“Well, that’s all we have time for today. We need to pray and accept communion.”
Terry joined his mom, kneeling on the pillows set in front of the shrine.
“Dear Lord, we thank you for your blessings and for watching over us throughout the day. We thank you for protecting us from the darkness and for providing sustenance and light. We accept this communion that you have sent and pray that you continue to find us worthy. In the name of the Lord, Almighty, Amen.”
With the prayer finished, she pulled back the curtain, revealing the converted breadbox. Inside, on a cushion of what used to be their best towels, sat the quivering mound of clear jelly.
It trembled even more as his mother picked up the knife that sat on the table, and she reached in, carving a small piece out of one side. She held it aloft, tilted her head back and let it slide from the blade to her tongue.
Terry felt a pang of guilt as she reached in for another small slice. He tilted his head back and opened his mouth the same as he had for the past two months, when the mass had fallen from the sky at her feet. His mother had hailed it as the ambrosia, a gift from God himself.
The piece slid onto his tongue, quivering, as if it didn’t want to be eaten. When he bit down, it ruptured like a grape, spilling across his teeth before he swallowed its juices.
Light-headed, all Terry’s cares and stresses lifted right off his shoulders. The feeling spread through his chest, down his limbs, to the very tips of his fingers and toes.
His mom already lay on the floor, twitching; her eyes rolled back in her head, and the smile on her face one of indescribable ecstasy. Terry lay across the pillows, to not collapse on the concrete of the basement floor.
He drifted through the stars, watching planets and galaxies drift past. Some were green, some red, and some were little balls of thunderclouds, which lit up randomly in different spots like flashing Christmas lights.
He floated through the void to a large black planet. He landed with a deep sense of foreboding: of being watched by something evil, hungry. The landscape was desolate and barren in every direction.
The ground itself was soot, and it shifted underneath him, splitting between his feet. Terry hopped to one side of the opening crevice, falling to his knees as it continued to move. Inside was a giant glass-like orb, within which what looked like a giant black hole searched back and forth. It stopped, partially underneath the edge Terry stood on.
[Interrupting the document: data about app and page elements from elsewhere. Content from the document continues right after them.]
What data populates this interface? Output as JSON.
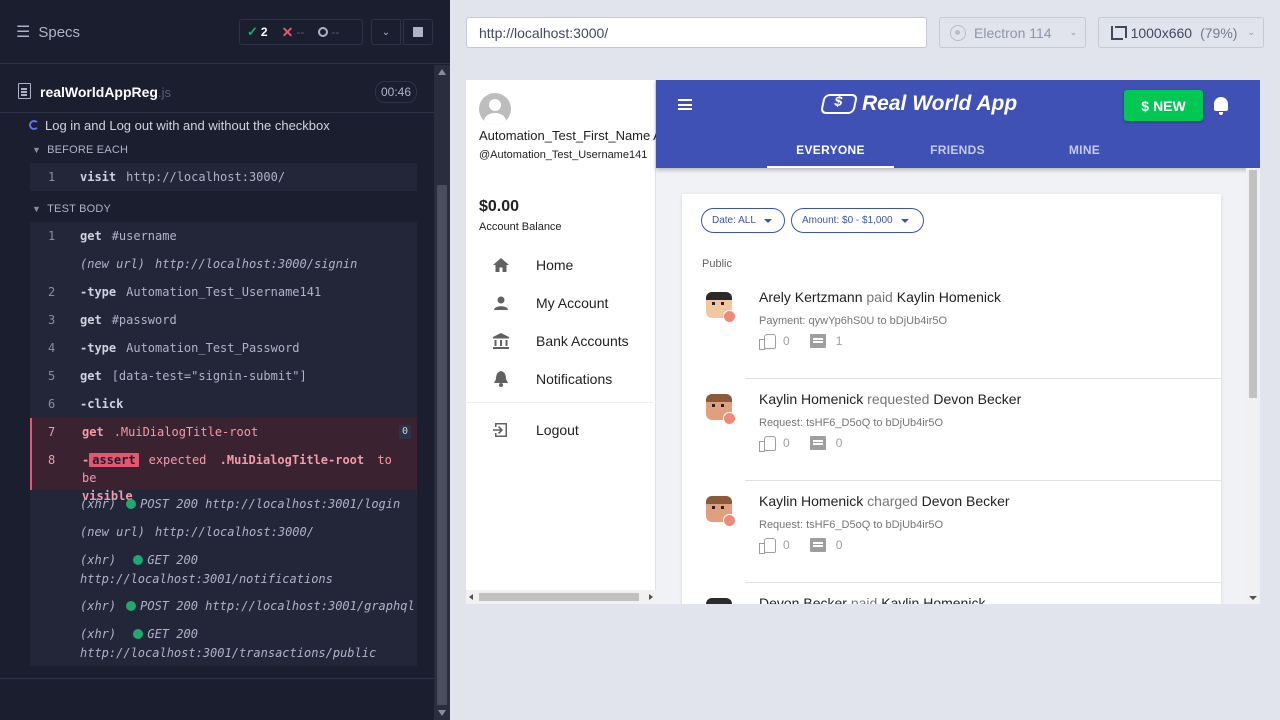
{
  "reporter": {
    "specs_label": "Specs",
    "passed": "2",
    "failed": "--",
    "pending": "--",
    "file_name": "realWorldAppReg",
    "file_ext": ".js",
    "duration": "00:46",
    "test_title": "Log in and Log out with and without the checkbox",
    "before_each_label": "BEFORE EACH",
    "test_body_label": "TEST BODY",
    "before_each": [
      {
        "num": "1",
        "name": "visit",
        "msg": "http://localhost:3000/"
      }
    ],
    "body": [
      {
        "num": "1",
        "name": "get",
        "msg": "#username"
      },
      {
        "event": "(new url)",
        "msg": "http://localhost:3000/signin"
      },
      {
        "num": "2",
        "name": "-type",
        "msg": "Automation_Test_Username141"
      },
      {
        "num": "3",
        "name": "get",
        "msg": "#password"
      },
      {
        "num": "4",
        "name": "-type",
        "msg": "Automation_Test_Password"
      },
      {
        "num": "5",
        "name": "get",
        "msg": "[data-test=\"signin-submit\"]"
      },
      {
        "num": "6",
        "name": "-click",
        "msg": ""
      },
      {
        "num": "7",
        "name": "get",
        "msg": ".MuiDialogTitle-root",
        "badge": "0"
      },
      {
        "num": "8",
        "dash": "-",
        "tag": "assert",
        "pre": "expected",
        "subject": ".MuiDialogTitle-root",
        "post": "to be",
        "last": "visible"
      },
      {
        "event": "(xhr)",
        "method": "POST 200",
        "url": "http://localhost:3001/login"
      },
      {
        "event": "(new url)",
        "msg": "http://localhost:3000/"
      },
      {
        "event": "(xhr)",
        "method": "GET 200",
        "url": "http://localhost:3001/notifications"
      },
      {
        "event": "(xhr)",
        "method": "POST 200",
        "url": "http://localhost:3001/graphql"
      },
      {
        "event": "(xhr)",
        "method": "GET 200",
        "url": "http://localhost:3001/transactions/public"
      }
    ]
  },
  "toolbar": {
    "url": "http://localhost:3000/",
    "browser": "Electron 114",
    "viewport": "1000x660",
    "scale": "(79%)"
  },
  "app": {
    "user_full_name": "Automation_Test_First_Name A",
    "user_handle": "@Automation_Test_Username141",
    "balance": "$0.00",
    "balance_label": "Account Balance",
    "nav": [
      {
        "label": "Home",
        "icon": "home-icon"
      },
      {
        "label": "My Account",
        "icon": "person-icon"
      },
      {
        "label": "Bank Accounts",
        "icon": "bank-icon"
      },
      {
        "label": "Notifications",
        "icon": "bell-icon"
      },
      {
        "label": "Logout",
        "icon": "logout-icon"
      }
    ],
    "title": "Real World App",
    "new_button": "NEW",
    "new_button_symbol": "$",
    "tabs": [
      "EVERYONE",
      "FRIENDS",
      "MINE"
    ],
    "filters": {
      "date": "Date: ALL",
      "amount": "Amount: $0 - $1,000"
    },
    "section_label": "Public",
    "transactions": [
      {
        "from": "Arely Kertzmann",
        "action": "paid",
        "to": "Kaylin Homenick",
        "detail": "Payment: qywYp6hS0U to bDjUb4ir5O",
        "likes": "0",
        "comments": "1"
      },
      {
        "from": "Kaylin Homenick",
        "action": "requested",
        "to": "Devon Becker",
        "detail": "Request: tsHF6_D5oQ to bDjUb4ir5O",
        "likes": "0",
        "comments": "0"
      },
      {
        "from": "Kaylin Homenick",
        "action": "charged",
        "to": "Devon Becker",
        "detail": "Request: tsHF6_D5oQ to bDjUb4ir5O",
        "likes": "0",
        "comments": "0"
      },
      {
        "from": "Devon Becker",
        "action": "paid",
        "to": "Kaylin Homenick",
        "detail": "",
        "likes": "",
        "comments": ""
      }
    ]
  },
  "colors": {
    "reporter_bg": "#1b1e2e",
    "pass": "#1fa971",
    "fail": "#e45770",
    "appbar": "#3f51b5",
    "new_button": "#00c853"
  }
}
The planet had an eye with a pupil large enough he could have dove into it. It was watching him.
Terry ran from its sight, though he was sure it could still feel his every footstep.
His foot caught in a small hole. As he pushed himself up, he found more with his hands; they were everywhere, almost invisible in the planet’s black skin.
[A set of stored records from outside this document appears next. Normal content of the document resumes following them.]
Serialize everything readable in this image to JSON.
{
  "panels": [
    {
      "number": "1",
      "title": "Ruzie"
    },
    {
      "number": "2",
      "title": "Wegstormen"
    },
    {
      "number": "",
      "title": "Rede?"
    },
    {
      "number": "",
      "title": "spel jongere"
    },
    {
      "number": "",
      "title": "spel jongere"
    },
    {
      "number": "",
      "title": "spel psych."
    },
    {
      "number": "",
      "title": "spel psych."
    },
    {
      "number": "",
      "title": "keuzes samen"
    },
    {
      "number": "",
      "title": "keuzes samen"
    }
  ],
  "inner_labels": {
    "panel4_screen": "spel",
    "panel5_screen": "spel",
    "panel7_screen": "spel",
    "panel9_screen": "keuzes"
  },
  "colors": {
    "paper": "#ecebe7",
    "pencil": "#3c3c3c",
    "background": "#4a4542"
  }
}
One of them puckered, swelling up like a small volcano. Then a clear glob of mucus oozed out of it. The hole smoothed out again, leaving the glob quivering on the surface. More globs poured out of the ground around him. One swelled out of the hole his foot was caught in.
Pain burned. The jelly ate its way through his shoe, through his sock, through his skin. He turned away as the blood seeped into the clear ooze, turning it red. The other globules all moved, quivered, and inched their way along. All toward him.
The pain crawled up his leg, the ooze leaving nothing of his foot but white bone.
Then, he was screaming on the pillows in the basement, his jeans soaked with piss. His mom stood over him, the left corner of her lip tight, and her eyes narrow.
“You were punished, weren’t you? For not paying attention.”
Shaun Horton is the author of the sci-fi/horror novels Hannah and Class 5, as well as the cryptid horror Cenote. He writes from the beautiful pacific northwest, crammed between the city of Seattle and the woods of the Olympic National Forest.
He’s been a life-long fan of Horror, starting with seeing Gremlins at 4 years old. Years later, he discovered the work of Stephen King, keeping himself up at night reading the tome which is IT. Since then, he’s continued expanding the interest through authors such as Dean Koontz, movies like Nightmare on Elm Street and Alien, and the video game series of Dead Space and Resident Evil.
Featured Photo Credit: Scary Space by gomez1976